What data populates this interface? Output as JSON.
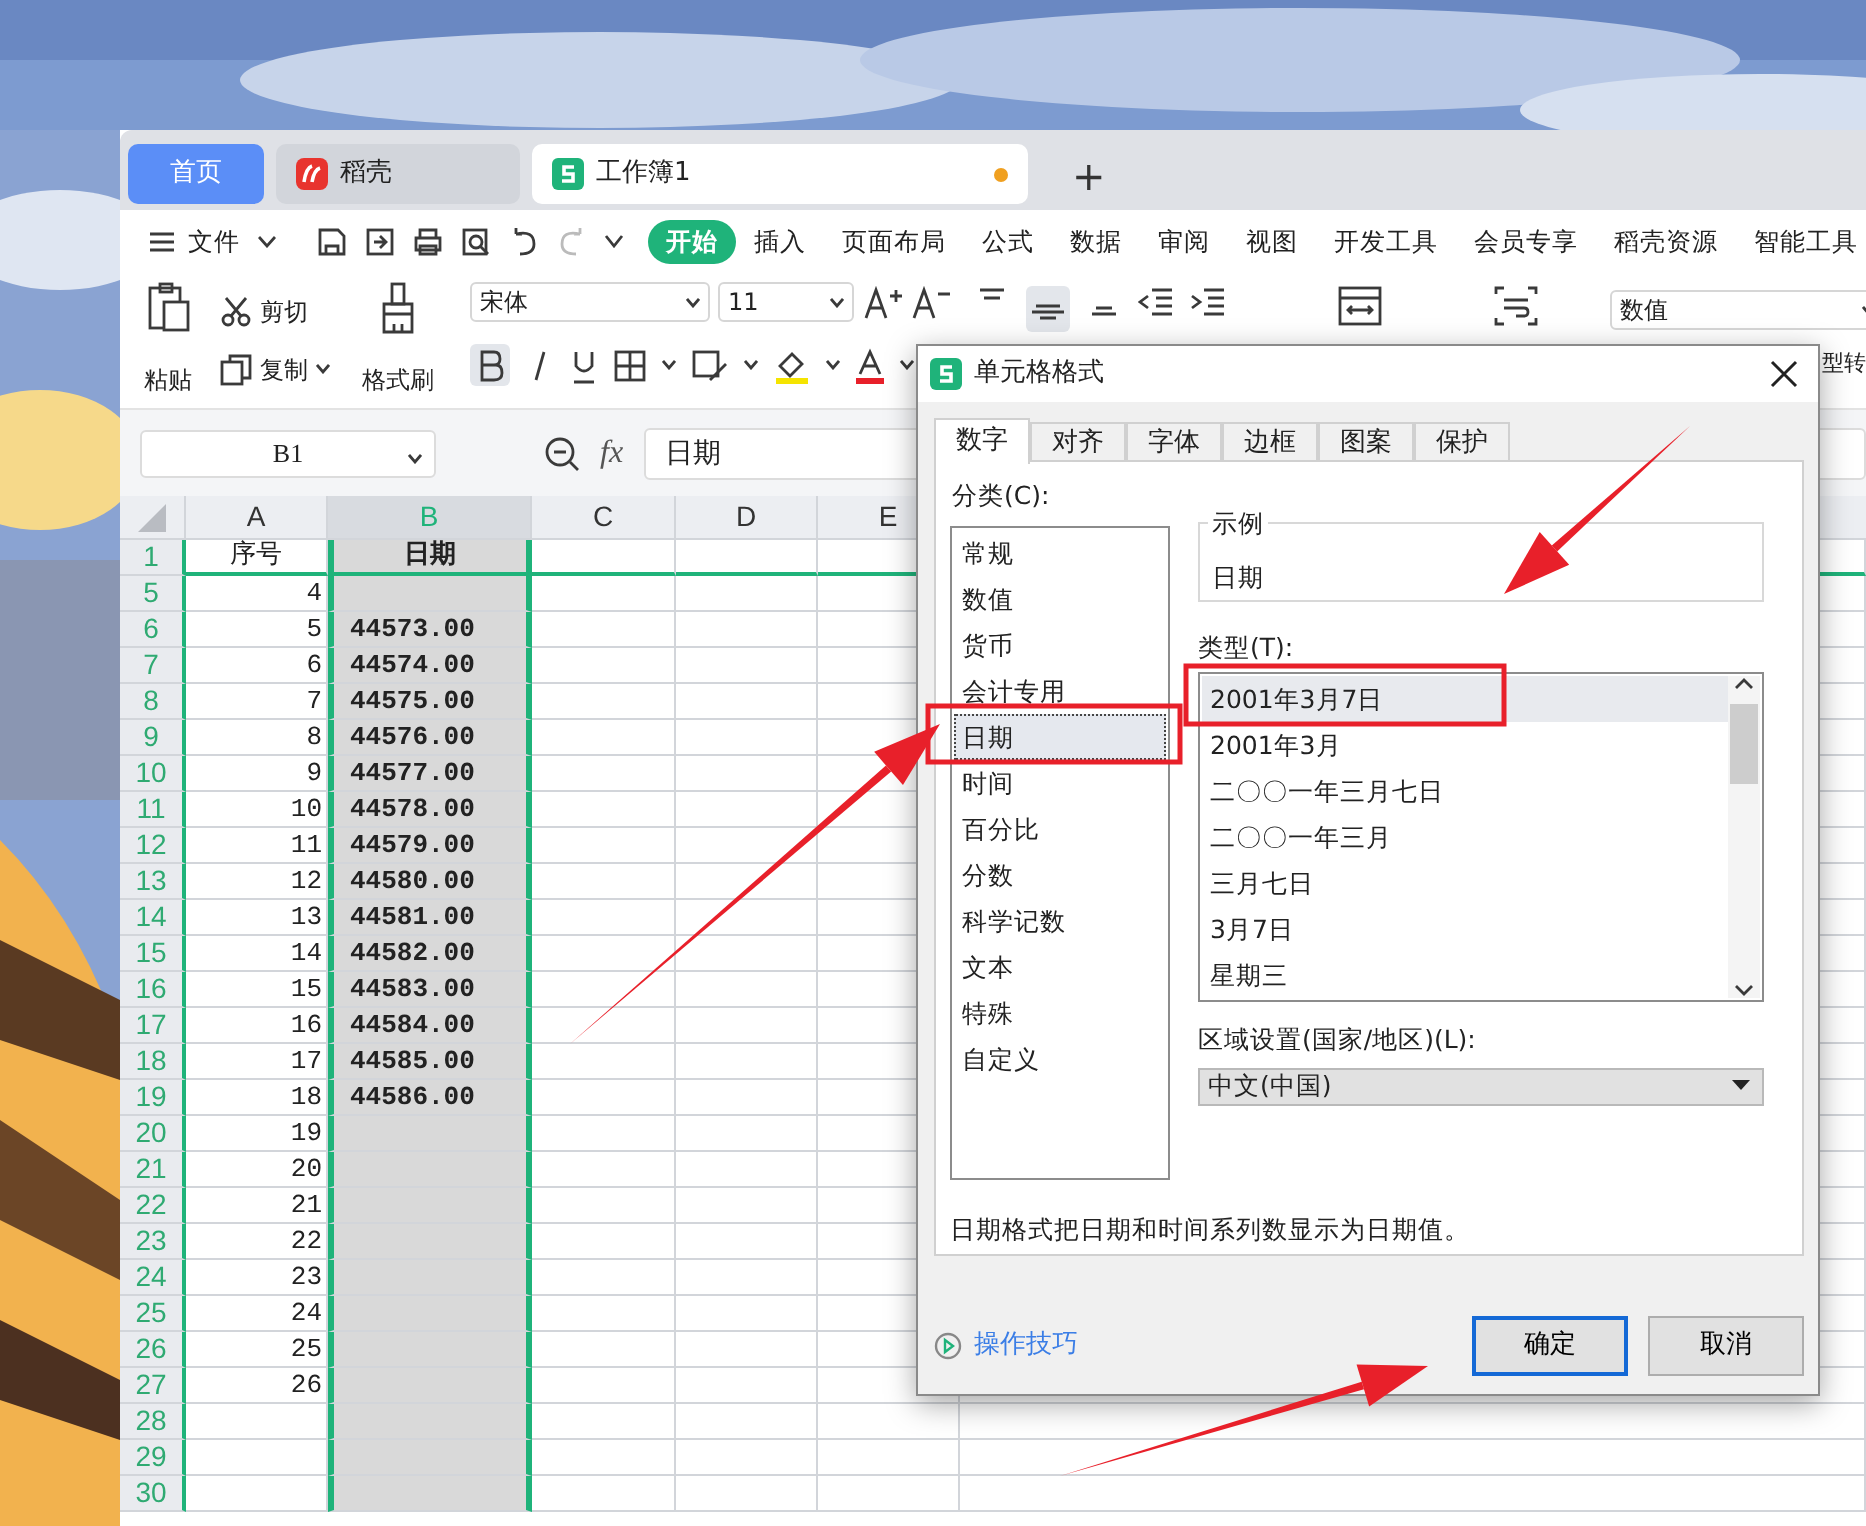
{
  "tabs": [
    {
      "label": "首页",
      "kind": "home",
      "selected": false
    },
    {
      "label": "稻壳",
      "kind": "docer",
      "selected": false
    },
    {
      "label": "工作簿1",
      "kind": "sheet",
      "selected": true,
      "unsaved": true
    }
  ],
  "new_tab": "+",
  "file_menu": "文件",
  "ribbon_tabs": [
    {
      "label": "开始",
      "selected": true
    },
    {
      "label": "插入",
      "selected": false
    },
    {
      "label": "页面布局",
      "selected": false
    },
    {
      "label": "公式",
      "selected": false
    },
    {
      "label": "数据",
      "selected": false
    },
    {
      "label": "审阅",
      "selected": false
    },
    {
      "label": "视图",
      "selected": false
    },
    {
      "label": "开发工具",
      "selected": false
    },
    {
      "label": "会员专享",
      "selected": false
    },
    {
      "label": "稻壳资源",
      "selected": false
    },
    {
      "label": "智能工具",
      "selected": false
    }
  ],
  "ribbon": {
    "paste": "粘贴",
    "cut": "剪切",
    "copy": "复制",
    "format_painter": "格式刷",
    "font": "宋体",
    "font_size": "11",
    "number_format": "数值",
    "cut_off_label": "型转"
  },
  "formula_bar": {
    "cell": "B1",
    "fx": "fx",
    "value": "日期"
  },
  "sheet": {
    "columns": [
      {
        "label": "A",
        "selected": false
      },
      {
        "label": "B",
        "selected": true
      },
      {
        "label": "C",
        "selected": false
      },
      {
        "label": "D",
        "selected": false
      },
      {
        "label": "E",
        "selected": false
      }
    ],
    "rows": [
      {
        "number": "1",
        "kind": "title",
        "a": "序号",
        "b": "日期"
      },
      {
        "number": "5",
        "a": "4"
      },
      {
        "number": "6",
        "a": "5",
        "b": "44573.00"
      },
      {
        "number": "7",
        "a": "6",
        "b": "44574.00"
      },
      {
        "number": "8",
        "a": "7",
        "b": "44575.00"
      },
      {
        "number": "9",
        "a": "8",
        "b": "44576.00"
      },
      {
        "number": "10",
        "a": "9",
        "b": "44577.00"
      },
      {
        "number": "11",
        "a": "10",
        "b": "44578.00"
      },
      {
        "number": "12",
        "a": "11",
        "b": "44579.00"
      },
      {
        "number": "13",
        "a": "12",
        "b": "44580.00"
      },
      {
        "number": "14",
        "a": "13",
        "b": "44581.00"
      },
      {
        "number": "15",
        "a": "14",
        "b": "44582.00"
      },
      {
        "number": "16",
        "a": "15",
        "b": "44583.00"
      },
      {
        "number": "17",
        "a": "16",
        "b": "44584.00"
      },
      {
        "number": "18",
        "a": "17",
        "b": "44585.00"
      },
      {
        "number": "19",
        "a": "18",
        "b": "44586.00"
      },
      {
        "number": "20",
        "a": "19"
      },
      {
        "number": "21",
        "a": "20"
      },
      {
        "number": "22",
        "a": "21"
      },
      {
        "number": "23",
        "a": "22"
      },
      {
        "number": "24",
        "a": "23"
      },
      {
        "number": "25",
        "a": "24"
      },
      {
        "number": "26",
        "a": "25"
      },
      {
        "number": "27",
        "a": "26"
      },
      {
        "number": "28"
      },
      {
        "number": "29"
      },
      {
        "number": "30"
      }
    ]
  },
  "dialog": {
    "title": "单元格格式",
    "tabs": [
      {
        "label": "数字",
        "selected": true
      },
      {
        "label": "对齐",
        "selected": false
      },
      {
        "label": "字体",
        "selected": false
      },
      {
        "label": "边框",
        "selected": false
      },
      {
        "label": "图案",
        "selected": false
      },
      {
        "label": "保护",
        "selected": false
      }
    ],
    "category_label": "分类(C):",
    "categories": [
      {
        "label": "常规",
        "selected": false
      },
      {
        "label": "数值",
        "selected": false
      },
      {
        "label": "货币",
        "selected": false
      },
      {
        "label": "会计专用",
        "selected": false
      },
      {
        "label": "日期",
        "selected": true
      },
      {
        "label": "时间",
        "selected": false
      },
      {
        "label": "百分比",
        "selected": false
      },
      {
        "label": "分数",
        "selected": false
      },
      {
        "label": "科学记数",
        "selected": false
      },
      {
        "label": "文本",
        "selected": false
      },
      {
        "label": "特殊",
        "selected": false
      },
      {
        "label": "自定义",
        "selected": false
      }
    ],
    "sample_label": "示例",
    "sample": "日期",
    "type_label": "类型(T):",
    "types": [
      {
        "label": "2001年3月7日",
        "selected": true
      },
      {
        "label": "2001年3月",
        "selected": false
      },
      {
        "label": "二〇〇一年三月七日",
        "selected": false
      },
      {
        "label": "二〇〇一年三月",
        "selected": false
      },
      {
        "label": "三月七日",
        "selected": false
      },
      {
        "label": "3月7日",
        "selected": false
      },
      {
        "label": "星期三",
        "selected": false
      }
    ],
    "locale_label": "区域设置(国家/地区)(L):",
    "locale": "中文(中国)",
    "description": "日期格式把日期和时间系列数显示为日期值。",
    "tips": "操作技巧",
    "ok": "确定",
    "cancel": "取消"
  }
}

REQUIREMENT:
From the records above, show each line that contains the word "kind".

TASK SOLUTION:
      "kind": "home",
      "kind": "docer",
      "kind": "sheet",
        "kind": "title",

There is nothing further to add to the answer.